The central story of Christmas is of such power and meaning that we are uncomfortable with it. So we surround it with myths and traditions of saccharine sweetness and sentimental morals, like St Nicholas. St Lucia and the Three Kings. From them we get Santa Claus, The Christmas Carol, Rudolph, Frosty, Polar Express, and my personal favorite, the Grinch. Great children’s stories and good for business. We can draw moral lessons from them and even get our children to believe in Santa – for a while. We play further and further from the radioactive core of the real. We are uncomfortable, in this relativistic age, with anything claiming to be truth. We wrap the supernatural in layer upon layer of sweet fantasy. There is a difference between the imaginary and the supernatural, myth and metaphysics.
Is “Jesus the reason for the season?” Yes, in meaning. That is what is so alarming that it gives the ACLU conniptions. Under all the layers of magical secretions is a completely alien story which, if not true still beats all the other stories hollow, but if true changes everything. (The word ‘alien’ means not from around here, foreign to human imagination and human religion)
What if the Creator of heaven and earth loved us so much that He chose to become one of us (!), be born in a stable(!!), live among us, and subject himself to the worst that we could dish out(!!!), so that we could break out of our rebellion (!!!!) and be reconciled to Him? What if the way to rightness was not by self-help but by God-help, not self-righteousness but God-righteousness? Can you comprehend what that would mean? No wonder we prefer the fat old guy in the red suit coming down a chimney! We prefer to earn our presents (and take credit for it) by being nice little boys and girls for a couple weeks before Christmas. Hmmh!

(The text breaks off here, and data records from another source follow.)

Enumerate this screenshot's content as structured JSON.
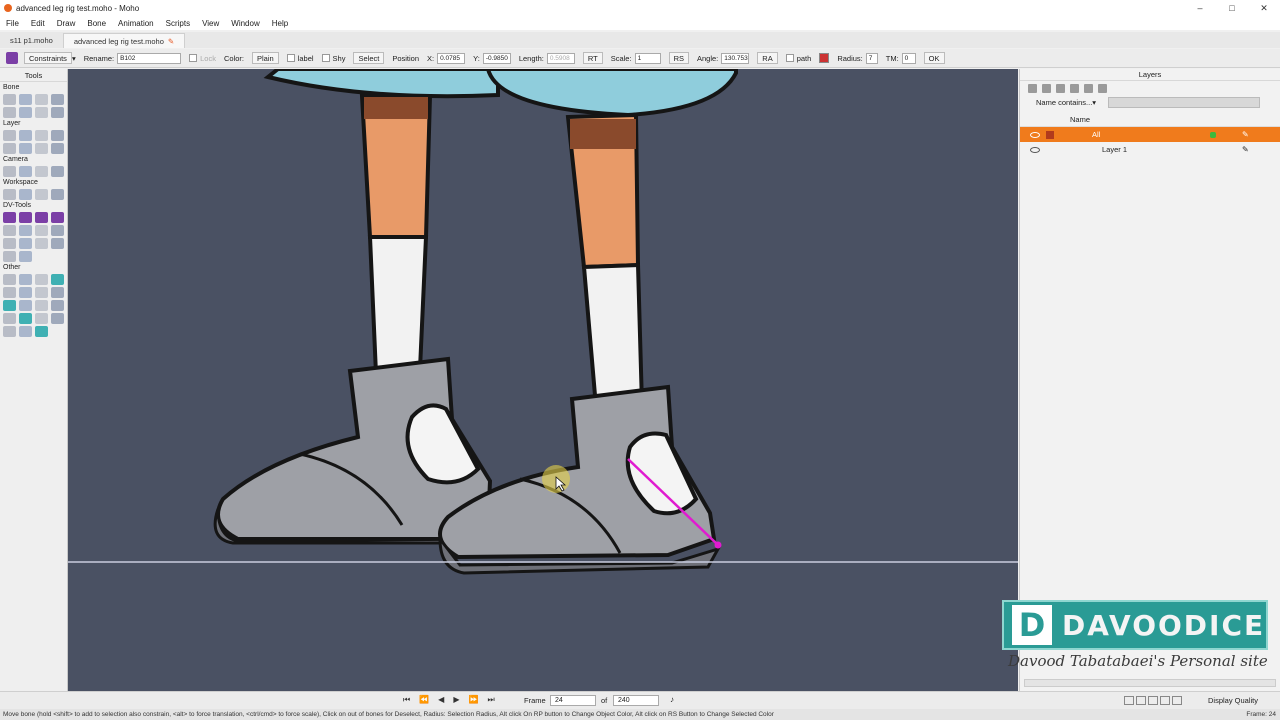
{
  "window": {
    "title": "advanced leg rig test.moho - Moho",
    "controls": {
      "minimize": "–",
      "maximize": "□",
      "close": "✕"
    }
  },
  "menu": [
    "File",
    "Edit",
    "Draw",
    "Bone",
    "Animation",
    "Scripts",
    "View",
    "Window",
    "Help"
  ],
  "tabs": [
    {
      "label": "s11 p1.moho",
      "active": false
    },
    {
      "label": "advanced leg rig test.moho",
      "active": true
    }
  ],
  "options": {
    "constraints": "Constraints",
    "rename_label": "Rename:",
    "rename_value": "B102",
    "lock": "Lock",
    "color_label": "Color:",
    "color_value": "Plain",
    "label": "label",
    "shy": "Shy",
    "select": "Select",
    "position_label": "Position",
    "x_label": "X:",
    "x_value": "0.0785",
    "y_label": "Y:",
    "y_value": "-0.9850",
    "length_label": "Length:",
    "length_value": "0.5908",
    "rt": "RT",
    "scale_label": "Scale:",
    "scale_value": "1",
    "rs": "RS",
    "angle_label": "Angle:",
    "angle_value": "130.753",
    "ra": "RA",
    "path": "path",
    "radius_label": "Radius:",
    "radius_value": "7",
    "tm_label": "TM:",
    "tm_value": "0",
    "ok": "OK"
  },
  "tools": {
    "header": "Tools",
    "sections": [
      {
        "name": "Bone",
        "icons": [
          "bone-select-icon",
          "bone-translate-icon",
          "bone-scale-icon",
          "bone-rotate-icon",
          "bone-add-icon",
          "bone-reparent-icon",
          "bone-strength-icon",
          "bone-manipulate-icon"
        ]
      },
      {
        "name": "Layer",
        "icons": [
          "layer-select-icon",
          "layer-translate-icon",
          "layer-rotate-icon",
          "layer-scale-icon",
          "layer-shear-icon",
          "layer-flip-icon",
          "text-icon",
          "pencil-icon"
        ]
      },
      {
        "name": "Camera",
        "icons": [
          "camera-track-icon",
          "camera-zoom-icon",
          "camera-roll-icon",
          "camera-pan-icon"
        ]
      },
      {
        "name": "Workspace",
        "icons": [
          "hand-icon",
          "zoom-icon",
          "rotate-view-icon",
          "orbit-icon"
        ]
      },
      {
        "name": "DV-Tools",
        "icons": [
          "dv-tool-1-icon",
          "dv-tool-2-icon",
          "dv-tool-3-icon",
          "dv-tool-4-icon",
          "dv-tool-5-icon",
          "dv-tool-6-icon",
          "dv-tool-7-icon",
          "dv-tool-8-icon",
          "dv-tool-9-icon",
          "dv-tool-10-icon",
          "dv-tool-11-icon",
          "dv-tool-12-icon",
          "dv-tool-13-icon",
          "dv-tool-14-icon"
        ]
      },
      {
        "name": "Other",
        "icons": [
          "other-1-icon",
          "other-2-icon",
          "other-3-icon",
          "other-4-icon",
          "other-5-icon",
          "other-6-icon",
          "other-7-icon",
          "other-8-icon",
          "other-9-icon",
          "other-10-icon",
          "other-11-icon",
          "other-12-icon",
          "other-13-icon",
          "other-14-icon",
          "other-15-icon",
          "other-16-icon",
          "other-17-icon",
          "other-18-icon",
          "other-19-icon"
        ]
      }
    ]
  },
  "layers": {
    "header": "Layers",
    "filter_label": "Name contains...",
    "column_name": "Name",
    "rows": [
      {
        "name": "All",
        "selected": true
      },
      {
        "name": "Layer 1",
        "selected": false
      }
    ]
  },
  "watermark": {
    "letter": "D",
    "brand": "DAVOODICE",
    "tagline": "Davood Tabatabaei's Personal site"
  },
  "timeline": {
    "frame_label": "Frame",
    "frame_value": "24",
    "of_label": "of",
    "total_value": "240",
    "display_quality": "Display Quality"
  },
  "status": {
    "text": "Move bone (hold <shift> to add to selection also constrain, <alt> to force translation, <ctrl/cmd> to force scale), Click on out of bones for Deselect, Radius: Selection Radius, Alt click On RP button to Change Object Color, Alt click on RS Button to Change Selected Color",
    "frame": "Frame: 24"
  },
  "colors": {
    "canvas_bg": "#4a5163",
    "selected_layer": "#f07b1c",
    "bone_selected": "#e01bd0",
    "shorts": "#8fcddc",
    "skin": "#e89a68",
    "sock": "#f2f2f2",
    "shoe": "#9ea0a6",
    "watermark": "#2a9b95"
  }
}
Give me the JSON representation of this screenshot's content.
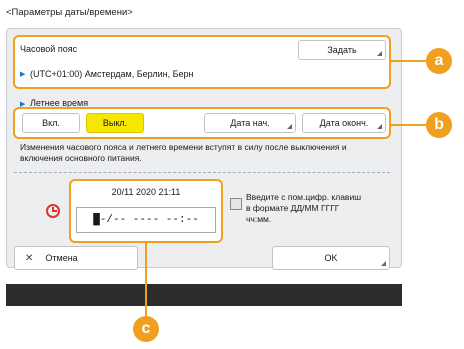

What if Jesus was actually and factually the Word of God made flesh and dwelling among us? Most religious people, the world around, think of religion as mankind’s search for God. We try to placate and please whatever gods there be by being “nice,” performing rituals, making sacrifices (animals, babies, or – more recently – spare change), or performing impressive deeds of self-denial (walking on hot coals, self-mutilation, sitting on pillars, or giving up meat for lent) – or perhaps ecstatic dancing or speaking in tongues? Have I offended everybody yet?
But the Gospel is an equal-opportunity offender. The scandalous “Good News” is that none of the above is necessary. You need not search for God. Just turn around – the Christian God is searching for you! He is keeping a list and checking it twice, but He doesn’t care who is naughty or nice – but whether or not you open the door and let Him in: accept the reconciliation He paid for on the cross. He’ll take care of making you “nice.” And the presents are lavished upon us, not because of anything we do, but because of what he did – in making us HIS children. Now THAT’s what I call a Merry Christmas!
Wise men still seek Him. That is what Epiphany is all about. God wrote His promise of Messiah in the words of the prophets so that Israel could read it, and in the Heavens so that Persian Magi could read it, too. In that day, many people read the Scriptures to apply only to national liberation – or whatever they wanted to hear. Most people looked up at the stars and said, “that’s nice.” They weren’t seeking Him, but their own agenda. “But to as many as received Him,” Jew and Gentile, “to them gave He power to become the children of God.”
David W. Heughins (“ProfDave”) is Adjunct Professor of History at Nazarene Bible College. He holds a BA from Eastern Nazarene College and a PhD in history from the University of Minnesota. He is the author of Holiness in 12 Steps (2020). He is a Vietnam veteran and is retired, living with his daughter and three grandchildren in Connecticut.